Then in 2006, the Asheville section of the American Institute of Architects (AIA) secured grant funding to form the Asheville Design Center. This allowed the Center to begin holding community meetings, workshops and design charrettes to create a community-authored design for I-26 that met the CCC’s goals. Eventually called Alternative 4B, this design was finished in 2007 and received broad community support, including funding from the City of Asheville and Buncombe County for an engineering study to prove that it was feasible.
The existing Patton Ave. corridor (left) and the community-designed alternative created by Asheville Design Center volunteers (right), which has been selected for the project.
In 2009, NCDOT committed to include a revised version of the community-designed Alternative 4B in the EIS – the first time anywhere in the country that a community-developed design became a viable alternative for a major highway project.
Also in 2009, a coalition of representatives from the Asheville neighborhoods that stood to be most impacted by the new highway – including West Asheville, Burton Street, WECAN, Emma and Montford – formed the I-26 ConnectUs Project.

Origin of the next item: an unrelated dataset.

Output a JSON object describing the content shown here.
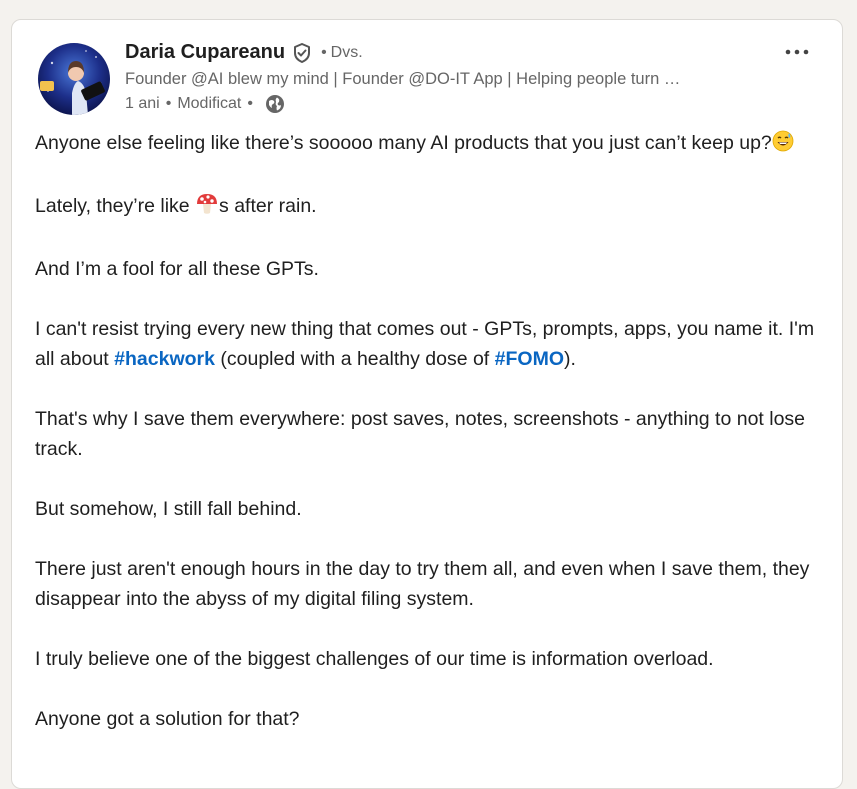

MountainTrue served as the convener and coordinator, using its expertise to amplify neighborhood concerns with NCDOT. The ConnectUs Project also adopted the CCC report’s goals as the basis for its advocacy.
In 2013, the I-26 Working Group came together and was made up of elected City and County officials, a representative of the business community, and MountainTrue as a representative of the ConnectUs Project. The Working Group secured consensus on several important issues, including that NCDOT should analyze the possibility of having fewer lanes through West Asheville and honor the City’s vision for the Jeff Bowen Bridge to become an urban boulevard. This effort also resulted in NCDOT commiting to build a multi-use path from Haywood Road in West Asheville to and across the Bowen Bridge – a significant victory for community connectivity.
When NCDOT issued a revised Draft EIS in 2015, Asheville City Council passed a resolution in support of the community’s vision and formed a working group with NCDOT to hammer out the remaining issues. In 2016, NCDOT selected Alt. 4B as the preferred alternative for the project and, in 2017, NCDOT agreed that the highway in West Asheville would be six rather than eight lanes. These decisions represent other major victories for citizen advocacy, and the working group collaboration has resulted in an improved project design on several other fronts.
Too often NCDOT has made its decisions without significant involvement from or engagement with local communities. In the years since, we’ve seen a growing shift in their approach in other areas of the state.
Good transportation planning considers a community’s unique context and engages residents from the beginning. It should protect our most vulnerable neighborhoods, ecologically sensitive areas, and mountain views, while minimizing the impacts on homes, businesses and special community assets. Good transportation planning can improve quality of life, increase transportation options, make our communities healthier and reduce pollution.
MountainTrue and our Asheville Design Center are using this model of community advocacy developed for the I-26 Connector project in other WNC communities, most notably in Sylva to develop community-designed alternatives for NC-107.